The woodcutter follows the deer’s advice and hides the clothes of a fairy. She is left behind when the others return to the sky and stays to marry the woodcutter. By and by, the woodcutter and fairy have children, but the woodcutter, having forgotten the deer’s advice, shows his wife her clothes after they have two. The fairy puts on her flying clothes and with one child in each arm, heads back to the heavens, leaving the woodcutter behind.
Short versions for children usually stop here. The longer version mentions the woodcutter being so miserable after this incident that the deer returns to tell him of the water pail the heavens send down to get water. The woodcutter rides the pail to the heavens and reconciles with his wife and children and live there happily for a while. He soon misses his old mother so decides to pay her a visit on a skyhorse, which his wife tells him not to disembark for any reason. The woodcutter’s mother is so happy to see her son, she makes him hot juk (Korean porridge) and accidentally drops some on the skyhorse. The skyhorse is startled and abruptly flies to the sky, dropping the woodcutter on the land. The woodcutter dies and becomes a rooster, who cries everyday looking up to the heavens.
* The Good: ? Maybe the sunnyeo but I’m not so sure. (Debatable.)
* The Bad: The woodcutter, no? What’s with stealing clothes to get yourself a wife? Saving the deer was pretty cool but hey. Really. (Also debatable.)
* The Ugly: Peeking at bathing beauties and stealing their clothes is not cool. Neither is advising someone to do so. Deer, what were you thinking?
* The unexpected feature character: The deer.
This is only a smidgen of Korean folk tales; I’ve only listed the most well known with some prominent characters. Some are quite clear in the good vs bad theme, whereas others (like the last one) can give much fuel to a heated debate. However, whatever story it is, you can be sure it will be intriguing and interesting, especially if you’re not reading the simplified versions.
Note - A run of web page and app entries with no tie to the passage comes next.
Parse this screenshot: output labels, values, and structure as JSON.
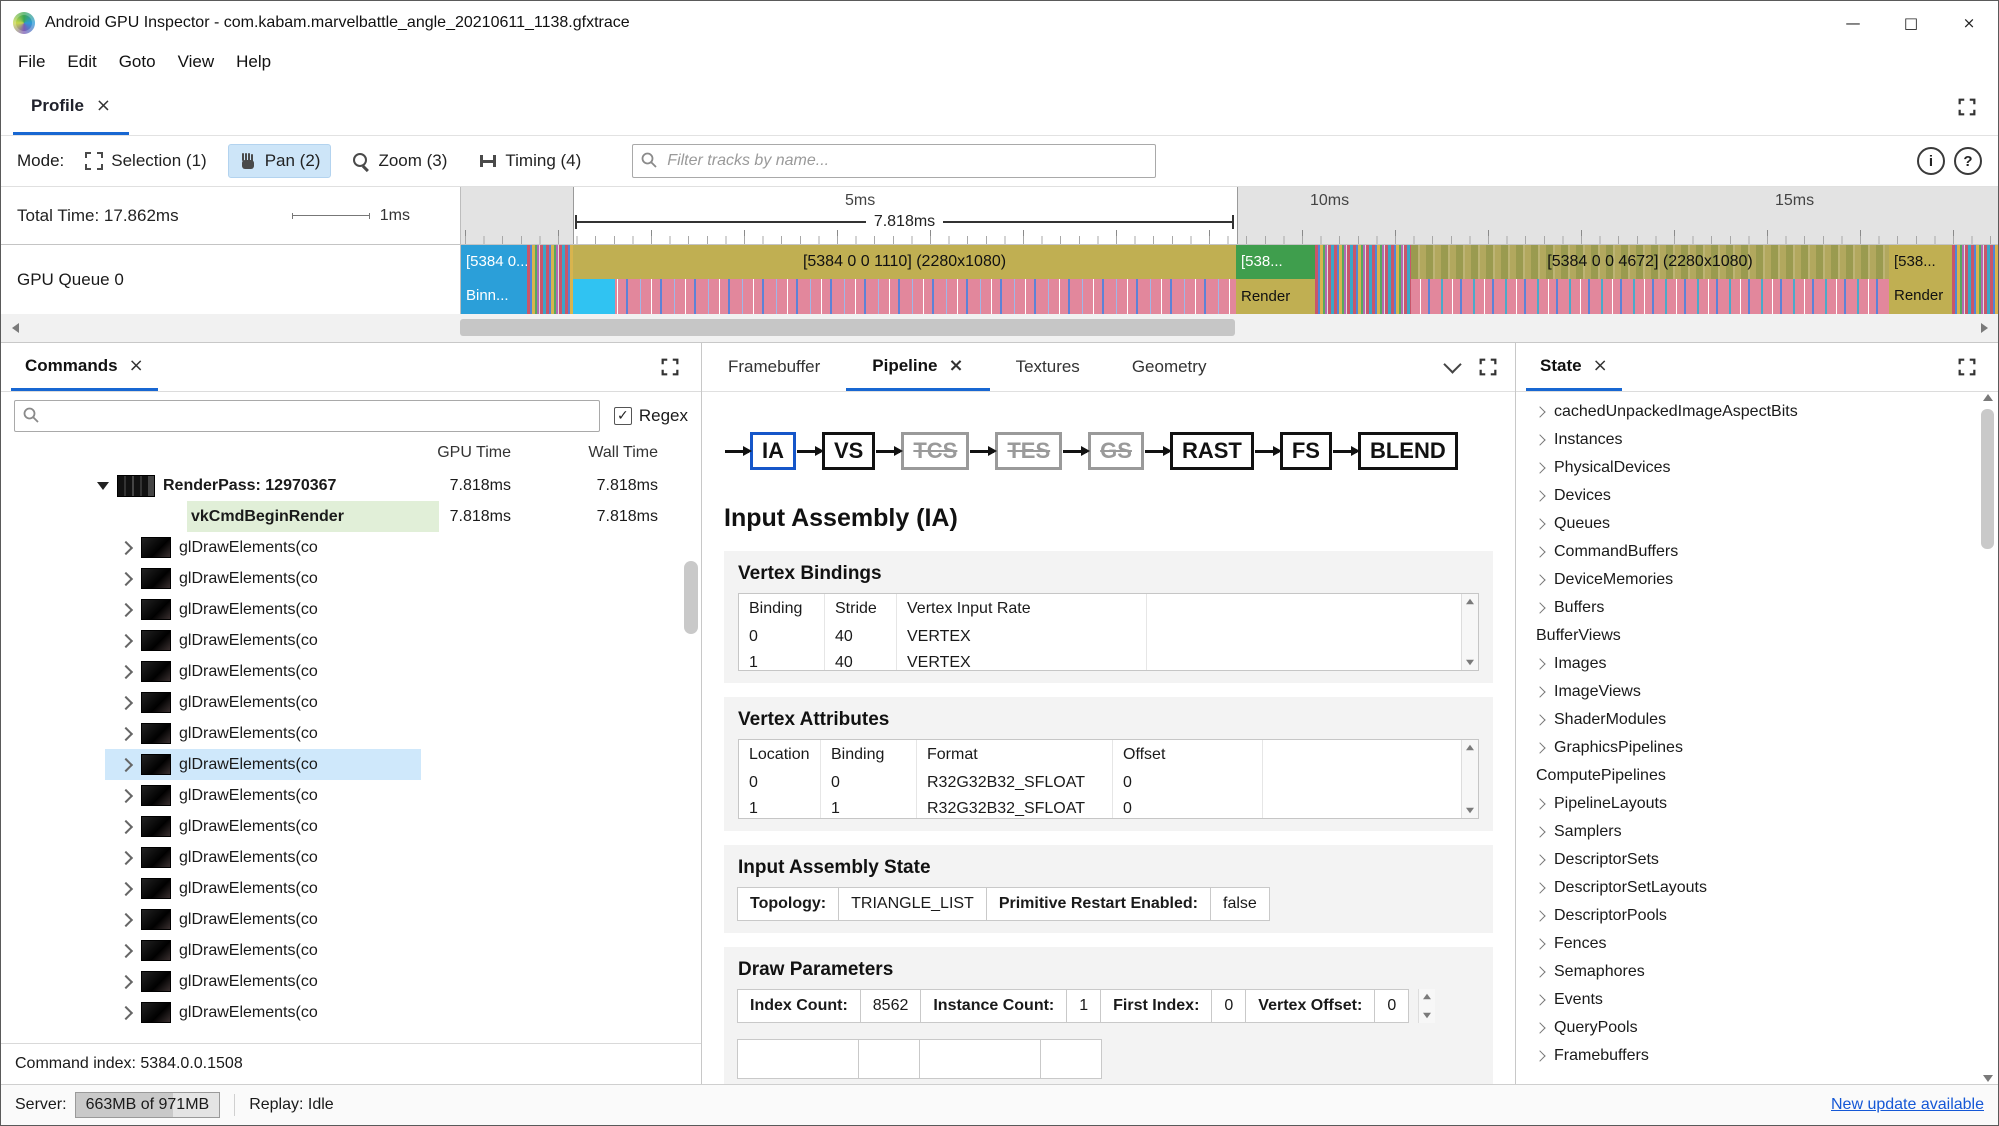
{
  "window": {
    "title": "Android GPU Inspector - com.kabam.marvelbattle_angle_20210611_1138.gfxtrace",
    "minimize": "—",
    "maximize": "□",
    "close": "×"
  },
  "glyphs": {
    "close": "×",
    "check": "✓",
    "info": "i",
    "help": "?"
  },
  "menubar": {
    "items": [
      "File",
      "Edit",
      "Goto",
      "View",
      "Help"
    ]
  },
  "profile_tab": {
    "label": "Profile"
  },
  "toolbar": {
    "mode_label": "Mode:",
    "modes": [
      {
        "label": "Selection (1)",
        "icon": "selection-icon",
        "cls": ""
      },
      {
        "label": "Pan (2)",
        "icon": "pan-icon",
        "cls": "active"
      },
      {
        "label": "Zoom (3)",
        "icon": "zoom-icon",
        "cls": ""
      },
      {
        "label": "Timing (4)",
        "icon": "timing-icon",
        "cls": ""
      }
    ],
    "filter_placeholder": "Filter tracks by name..."
  },
  "timeline": {
    "total_time_label": "Total Time: 17.862ms",
    "scale_label": "1ms",
    "tick_5": "5ms",
    "tick_10": "10ms",
    "tick_15": "15ms",
    "selection_duration": "7.818ms",
    "track_name": "GPU Queue 0",
    "blocks": [
      {
        "label": "[5384 0...",
        "sub": "Binn..."
      },
      {
        "label": "[5384 0 0 1110] (2280x1080)",
        "sub": ""
      },
      {
        "label": "[538...",
        "sub": "Render"
      },
      {
        "label": "[5384 0 0 4672] (2280x1080)",
        "sub": ""
      },
      {
        "label": "[538...",
        "sub": "Render"
      }
    ]
  },
  "commands": {
    "tab_label": "Commands",
    "regex_label": "Regex",
    "col_gpu": "GPU Time",
    "col_wall": "Wall Time",
    "rows": [
      {
        "label": "RenderPass: 12970367",
        "gpu": "7.818ms",
        "wall": "7.818ms",
        "cls": "renderpass",
        "twisty": "open",
        "icon": "strip"
      },
      {
        "label": "vkCmdBeginRender",
        "gpu": "7.818ms",
        "wall": "7.818ms",
        "cls": "begin",
        "twisty": "",
        "icon": ""
      },
      {
        "label": "glDrawElements(co",
        "gpu": "",
        "wall": "",
        "cls": "draw",
        "twisty": "closed",
        "icon": "thumb"
      },
      {
        "label": "glDrawElements(co",
        "gpu": "",
        "wall": "",
        "cls": "draw",
        "twisty": "closed",
        "icon": "thumb"
      },
      {
        "label": "glDrawElements(co",
        "gpu": "",
        "wall": "",
        "cls": "draw",
        "twisty": "closed",
        "icon": "thumb"
      },
      {
        "label": "glDrawElements(co",
        "gpu": "",
        "wall": "",
        "cls": "draw",
        "twisty": "closed",
        "icon": "thumb"
      },
      {
        "label": "glDrawElements(co",
        "gpu": "",
        "wall": "",
        "cls": "draw",
        "twisty": "closed",
        "icon": "thumb"
      },
      {
        "label": "glDrawElements(co",
        "gpu": "",
        "wall": "",
        "cls": "draw",
        "twisty": "closed",
        "icon": "thumb"
      },
      {
        "label": "glDrawElements(co",
        "gpu": "",
        "wall": "",
        "cls": "draw",
        "twisty": "closed",
        "icon": "thumb"
      },
      {
        "label": "glDrawElements(co",
        "gpu": "",
        "wall": "",
        "cls": "draw sel",
        "twisty": "closed",
        "icon": "thumb"
      },
      {
        "label": "glDrawElements(co",
        "gpu": "",
        "wall": "",
        "cls": "draw",
        "twisty": "closed",
        "icon": "thumb"
      },
      {
        "label": "glDrawElements(co",
        "gpu": "",
        "wall": "",
        "cls": "draw",
        "twisty": "closed",
        "icon": "thumb"
      },
      {
        "label": "glDrawElements(co",
        "gpu": "",
        "wall": "",
        "cls": "draw",
        "twisty": "closed",
        "icon": "thumb"
      },
      {
        "label": "glDrawElements(co",
        "gpu": "",
        "wall": "",
        "cls": "draw",
        "twisty": "closed",
        "icon": "thumb"
      },
      {
        "label": "glDrawElements(co",
        "gpu": "",
        "wall": "",
        "cls": "draw",
        "twisty": "closed",
        "icon": "thumb"
      },
      {
        "label": "glDrawElements(co",
        "gpu": "",
        "wall": "",
        "cls": "draw",
        "twisty": "closed",
        "icon": "thumb"
      },
      {
        "label": "glDrawElements(co",
        "gpu": "",
        "wall": "",
        "cls": "draw",
        "twisty": "closed",
        "icon": "thumb"
      },
      {
        "label": "glDrawElements(co",
        "gpu": "",
        "wall": "",
        "cls": "draw",
        "twisty": "closed",
        "icon": "thumb"
      }
    ],
    "footer": "Command index: 5384.0.0.1508"
  },
  "pipeline": {
    "tabs": [
      {
        "label": "Framebuffer",
        "cls": "",
        "closable": false
      },
      {
        "label": "Pipeline",
        "cls": "active",
        "closable": true
      },
      {
        "label": "Textures",
        "cls": "",
        "closable": false
      },
      {
        "label": "Geometry",
        "cls": "",
        "closable": false
      }
    ],
    "stages": [
      {
        "label": "IA",
        "cls": "sel"
      },
      {
        "label": "VS",
        "cls": "on"
      },
      {
        "label": "TCS",
        "cls": "off"
      },
      {
        "label": "TES",
        "cls": "off"
      },
      {
        "label": "GS",
        "cls": "off"
      },
      {
        "label": "RAST",
        "cls": "on"
      },
      {
        "label": "FS",
        "cls": "on"
      },
      {
        "label": "BLEND",
        "cls": "on"
      }
    ],
    "heading": "Input Assembly (IA)",
    "vertex_bindings": {
      "title": "Vertex Bindings",
      "columns": [
        "Binding",
        "Stride",
        "Vertex Input Rate"
      ],
      "rows": [
        [
          "0",
          "40",
          "VERTEX"
        ],
        [
          "1",
          "40",
          "VERTEX"
        ]
      ]
    },
    "vertex_attributes": {
      "title": "Vertex Attributes",
      "columns": [
        "Location",
        "Binding",
        "Format",
        "Offset"
      ],
      "rows": [
        [
          "0",
          "0",
          "R32G32B32_SFLOAT",
          "0"
        ],
        [
          "1",
          "1",
          "R32G32B32_SFLOAT",
          "0"
        ]
      ]
    },
    "input_assembly_state": {
      "title": "Input Assembly State",
      "fields": [
        {
          "label": "Topology:",
          "value": "TRIANGLE_LIST"
        },
        {
          "label": "Primitive Restart Enabled:",
          "value": "false"
        }
      ]
    },
    "draw_parameters": {
      "title": "Draw Parameters",
      "fields": [
        {
          "label": "Index Count:",
          "value": "8562"
        },
        {
          "label": "Instance Count:",
          "value": "1"
        },
        {
          "label": "First Index:",
          "value": "0"
        },
        {
          "label": "Vertex Offset:",
          "value": "0"
        }
      ]
    }
  },
  "state_panel": {
    "tab_label": "State",
    "items": [
      {
        "label": "cachedUnpackedImageAspectBits",
        "chevron": true
      },
      {
        "label": "Instances",
        "chevron": true
      },
      {
        "label": "PhysicalDevices",
        "chevron": true
      },
      {
        "label": "Devices",
        "chevron": true
      },
      {
        "label": "Queues",
        "chevron": true
      },
      {
        "label": "CommandBuffers",
        "chevron": true
      },
      {
        "label": "DeviceMemories",
        "chevron": true
      },
      {
        "label": "Buffers",
        "chevron": true
      },
      {
        "label": "BufferViews",
        "chevron": false
      },
      {
        "label": "Images",
        "chevron": true
      },
      {
        "label": "ImageViews",
        "chevron": true
      },
      {
        "label": "ShaderModules",
        "chevron": true
      },
      {
        "label": "GraphicsPipelines",
        "chevron": true
      },
      {
        "label": "ComputePipelines",
        "chevron": false
      },
      {
        "label": "PipelineLayouts",
        "chevron": true
      },
      {
        "label": "Samplers",
        "chevron": true
      },
      {
        "label": "DescriptorSets",
        "chevron": true
      },
      {
        "label": "DescriptorSetLayouts",
        "chevron": true
      },
      {
        "label": "DescriptorPools",
        "chevron": true
      },
      {
        "label": "Fences",
        "chevron": true
      },
      {
        "label": "Semaphores",
        "chevron": true
      },
      {
        "label": "Events",
        "chevron": true
      },
      {
        "label": "QueryPools",
        "chevron": true
      },
      {
        "label": "Framebuffers",
        "chevron": true
      }
    ]
  },
  "status_bar": {
    "server_label": "Server:",
    "server_value": "663MB of 971MB",
    "replay_label": "Replay: Idle",
    "update_link": "New update available"
  }
}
What’s fortunate is that there are many translations available of these stories; check them out at your next trip to the bookstore and come up with your own verdict of the good, the bad, and the ugly. It’ll be fun.